Q: With the increasing number of game companies becoming large scale commercial entities with a seeming remit towards profit above all else, do you see this as a fertile or difficult time for the smaller games companies and new startups.
Both. It’s easier than ever for small manufacturers to get into the industry – and it’s certainly true that the policies of the bigger companies are driving some people towards smaller miniature ranges. However, the more small manufacturers there are, the more competition there is, and the harder it is for the small companies to make sales. Only time will tell how many ranges survive.

Q: Which visual artists are a source of inspiration to you, both as a sculptor & painter?
Many and varied. I’m sure anyone who works in creative industries will tell you – inspiration comes fro a great deal of different places, film, literature – even everyday life. For artists in our industry I love Paul Bonner’s and Brian Dugan’s work. As for wider artists – I like the work of John Martin a lot and was absolutely astounded the first time I saw his paintings in the Tate – they are absolutely massive. Sculptors – I love Anthony Gormley and Andy Goldsworthy, but I’m not sure how much of either of them informs what I do. The biggest direct influence on what I have done creatively comes from John Blanche – it’s hard to overstate what he has done for the miniatures industry.

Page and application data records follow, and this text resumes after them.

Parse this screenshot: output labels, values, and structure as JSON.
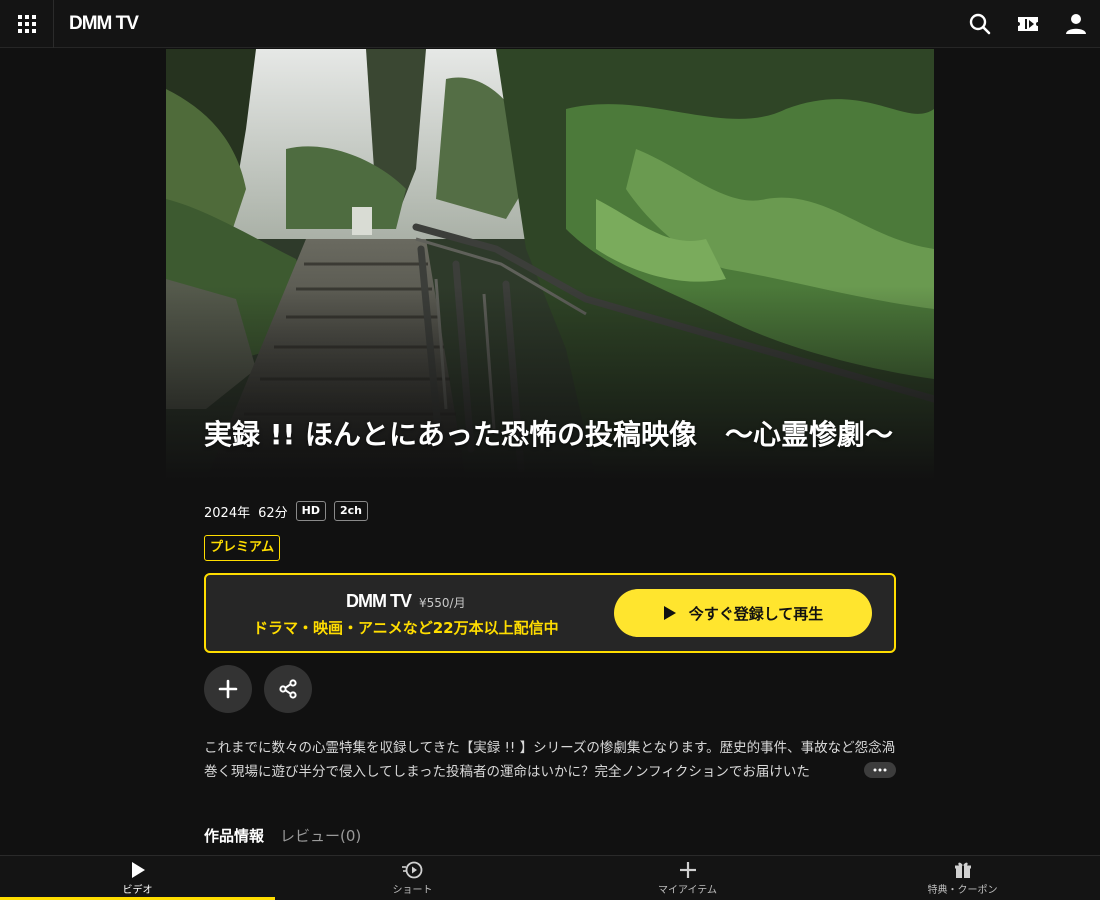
{
  "header": {
    "logo": "DMM TV",
    "icons": [
      "apps-grid-icon",
      "search-icon",
      "ticket-icon",
      "user-icon"
    ]
  },
  "title": "実録 !! ほんとにあった恐怖の投稿映像　～心霊惨劇～",
  "meta": {
    "year": "2024年",
    "duration": "62分",
    "badges": [
      "HD",
      "2ch"
    ]
  },
  "premium_label": "プレミアム",
  "promo": {
    "logo": "DMM TV",
    "price": "¥550/月",
    "tagline": "ドラマ・映画・アニメなど22万本以上配信中",
    "play_label": "今すぐ登録して再生",
    "accent": "#ffdd00"
  },
  "actions": [
    "plus-icon",
    "share-icon"
  ],
  "description": "これまでに数々の心霊特集を収録してきた【実録 !! 】シリーズの惨劇集となります。歴史的事件、事故など怨念渦巻く現場に遊び半分で侵入してしまった投稿者の運命はいかに？完全ノンフィクションでお届けいた",
  "tabs": {
    "info": "作品情報",
    "review": "レビュー(0)"
  },
  "bottom_nav": [
    {
      "label": "ビデオ",
      "icon": "play-icon",
      "active": true
    },
    {
      "label": "ショート",
      "icon": "short-play-icon",
      "active": false
    },
    {
      "label": "マイアイテム",
      "icon": "plus-icon",
      "active": false
    },
    {
      "label": "特典・クーポン",
      "icon": "gift-icon",
      "active": false
    }
  ]
}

Q: Based on your long experience as an insider to the workings of the industry, what do you see as the next big step forward in the evolution of the industry?
I’m not sure there’s going to be a ‘big step forward’ – it’s more of a gradual change. New technologies (3D sculpting and rapid prototyping) are starting to make headway – the technology is just starting to get to a level where it’s a viable alternative. Now it’s just going to be down to the skill of the people using it. There are a few examples of people doing it well, and quite a lot of people doing it badly. It’s no different from traditional sculpting really – it’s just a different media.

The plastics industry will continue to grow – it’s getting cheaper and the results are getting better. It’s also really appealing for companies producing higher quantities of miniatures to get rid of some of the uncertainties of the raw materials market.

More small companies are appearing all the time – I can’t see that stopping any time soon. It’ll just be interesting to see how many the market can support.

Q: Is there any friendly competition between you and the better half on who is the better painter?
No competition at all – we both know perfectly well who’s the better painter!

Q: While you are best known for the creative side of the hobby, do you get much time to play games? If so, which games currently get table time and what attracts you to them?
I never game – not even computer games. I did a little gaming while at GW – and had a large Wood Elf army for a few years, but I never once played 40K. I have always chosen more active hobbies, after sitting perfectly still at a desk for eight hours a day, it’s good to get out in the fresh air and move around a little!

Q: What is the process your studio uses to select minis to produce?
The whole thing is pretty self-indulgent really. We produce miniatures we would want to paint. That’s why the line is so varied and we’ll never tie it to a game – it’s just too restrictive. We figure that if a certain miniature appeals to us, it must appeal to at least a few different people too. Once we have decided on an idea, we try and carry it through to the very best of our ability.

Q: What non paint/brush item is most important to your final painted product?
My Herman Miller Aeron chair. I have back problems (years of cheap crappy chairs and bad posture), and I find it very difficult to sit and paint for more than a few minutes in a different chair. Expensive, but best money I have even spent.

Q: A mountain of unpainted lead and plastic continues to grow in my war room. What one tip, trick, technique or skill do recommend to the average hobby painter to give the most reward for the least effort?
Sell it on Ebay?